[Extracted records]
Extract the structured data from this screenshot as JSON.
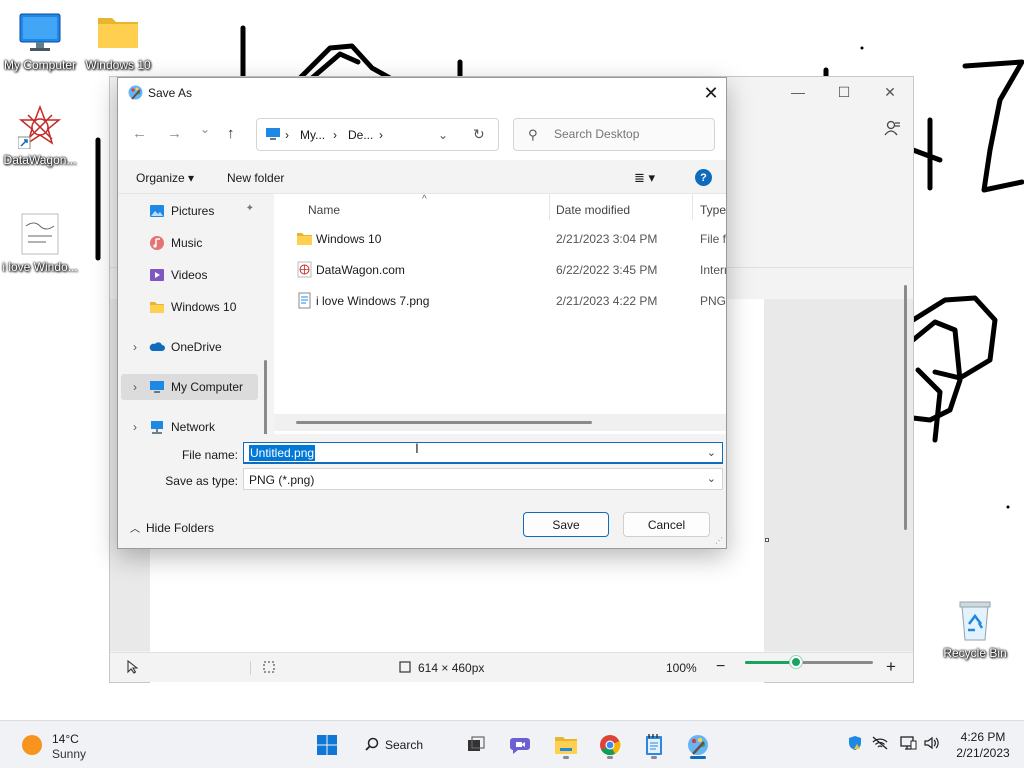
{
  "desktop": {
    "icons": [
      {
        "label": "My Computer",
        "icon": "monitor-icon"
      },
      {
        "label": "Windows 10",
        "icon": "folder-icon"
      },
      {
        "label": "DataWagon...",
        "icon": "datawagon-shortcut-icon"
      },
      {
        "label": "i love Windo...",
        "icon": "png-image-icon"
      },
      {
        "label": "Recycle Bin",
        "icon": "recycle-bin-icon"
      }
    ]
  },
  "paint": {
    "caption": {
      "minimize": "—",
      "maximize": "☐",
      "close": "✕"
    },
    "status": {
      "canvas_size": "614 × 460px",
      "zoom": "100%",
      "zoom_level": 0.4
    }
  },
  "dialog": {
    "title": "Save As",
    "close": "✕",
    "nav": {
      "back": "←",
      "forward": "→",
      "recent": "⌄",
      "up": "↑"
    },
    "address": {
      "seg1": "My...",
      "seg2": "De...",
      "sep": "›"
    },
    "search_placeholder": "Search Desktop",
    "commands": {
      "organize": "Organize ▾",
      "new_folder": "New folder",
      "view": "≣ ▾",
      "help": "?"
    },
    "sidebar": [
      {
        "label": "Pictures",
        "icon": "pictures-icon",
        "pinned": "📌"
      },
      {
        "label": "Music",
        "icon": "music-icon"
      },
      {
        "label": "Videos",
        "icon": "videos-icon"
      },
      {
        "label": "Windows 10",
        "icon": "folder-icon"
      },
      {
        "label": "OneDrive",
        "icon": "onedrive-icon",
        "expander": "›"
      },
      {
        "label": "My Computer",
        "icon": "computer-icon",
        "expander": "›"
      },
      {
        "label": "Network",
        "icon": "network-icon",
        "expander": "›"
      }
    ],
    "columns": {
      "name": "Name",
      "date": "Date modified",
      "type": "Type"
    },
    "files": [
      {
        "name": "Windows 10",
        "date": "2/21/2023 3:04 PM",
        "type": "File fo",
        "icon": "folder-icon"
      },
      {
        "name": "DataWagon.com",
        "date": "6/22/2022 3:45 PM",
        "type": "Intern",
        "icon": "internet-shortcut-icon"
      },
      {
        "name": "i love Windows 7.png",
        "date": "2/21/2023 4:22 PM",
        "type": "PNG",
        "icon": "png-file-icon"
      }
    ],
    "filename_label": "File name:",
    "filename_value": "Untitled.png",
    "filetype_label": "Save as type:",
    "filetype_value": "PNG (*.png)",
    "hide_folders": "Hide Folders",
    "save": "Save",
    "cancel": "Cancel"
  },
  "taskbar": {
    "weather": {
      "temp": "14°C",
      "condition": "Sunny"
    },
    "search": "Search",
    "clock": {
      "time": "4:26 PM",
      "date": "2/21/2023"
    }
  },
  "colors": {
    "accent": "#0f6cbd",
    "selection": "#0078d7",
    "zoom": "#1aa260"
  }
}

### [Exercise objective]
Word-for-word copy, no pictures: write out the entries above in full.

### [Exercise answer]
Extract the structured data from this screenshot as JSON.
{
  "desktop": {
    "icons": [
      {
        "label": "My Computer",
        "icon": "monitor-icon"
      },
      {
        "label": "Windows 10",
        "icon": "folder-icon"
      },
      {
        "label": "DataWagon...",
        "icon": "datawagon-shortcut-icon"
      },
      {
        "label": "i love Windo...",
        "icon": "png-image-icon"
      },
      {
        "label": "Recycle Bin",
        "icon": "recycle-bin-icon"
      }
    ]
  },
  "paint": {
    "caption": {
      "minimize": "—",
      "maximize": "☐",
      "close": "✕"
    },
    "status": {
      "canvas_size": "614 × 460px",
      "zoom": "100%",
      "zoom_level": 0.4
    }
  },
  "dialog": {
    "title": "Save As",
    "close": "✕",
    "nav": {
      "back": "←",
      "forward": "→",
      "recent": "⌄",
      "up": "↑"
    },
    "address": {
      "seg1": "My...",
      "seg2": "De...",
      "sep": "›"
    },
    "search_placeholder": "Search Desktop",
    "commands": {
      "organize": "Organize ▾",
      "new_folder": "New folder",
      "view": "≣ ▾",
      "help": "?"
    },
    "sidebar": [
      {
        "label": "Pictures",
        "icon": "pictures-icon",
        "pinned": "📌"
      },
      {
        "label": "Music",
        "icon": "music-icon"
      },
      {
        "label": "Videos",
        "icon": "videos-icon"
      },
      {
        "label": "Windows 10",
        "icon": "folder-icon"
      },
      {
        "label": "OneDrive",
        "icon": "onedrive-icon",
        "expander": "›"
      },
      {
        "label": "My Computer",
        "icon": "computer-icon",
        "expander": "›"
      },
      {
        "label": "Network",
        "icon": "network-icon",
        "expander": "›"
      }
    ],
    "columns": {
      "name": "Name",
      "date": "Date modified",
      "type": "Type"
    },
    "files": [
      {
        "name": "Windows 10",
        "date": "2/21/2023 3:04 PM",
        "type": "File fo",
        "icon": "folder-icon"
      },
      {
        "name": "DataWagon.com",
        "date": "6/22/2022 3:45 PM",
        "type": "Intern",
        "icon": "internet-shortcut-icon"
      },
      {
        "name": "i love Windows 7.png",
        "date": "2/21/2023 4:22 PM",
        "type": "PNG",
        "icon": "png-file-icon"
      }
    ],
    "filename_label": "File name:",
    "filename_value": "Untitled.png",
    "filetype_label": "Save as type:",
    "filetype_value": "PNG (*.png)",
    "hide_folders": "Hide Folders",
    "save": "Save",
    "cancel": "Cancel"
  },
  "taskbar": {
    "weather": {
      "temp": "14°C",
      "condition": "Sunny"
    },
    "search": "Search",
    "clock": {
      "time": "4:26 PM",
      "date": "2/21/2023"
    }
  },
  "colors": {
    "accent": "#0f6cbd",
    "selection": "#0078d7",
    "zoom": "#1aa260"
  }
}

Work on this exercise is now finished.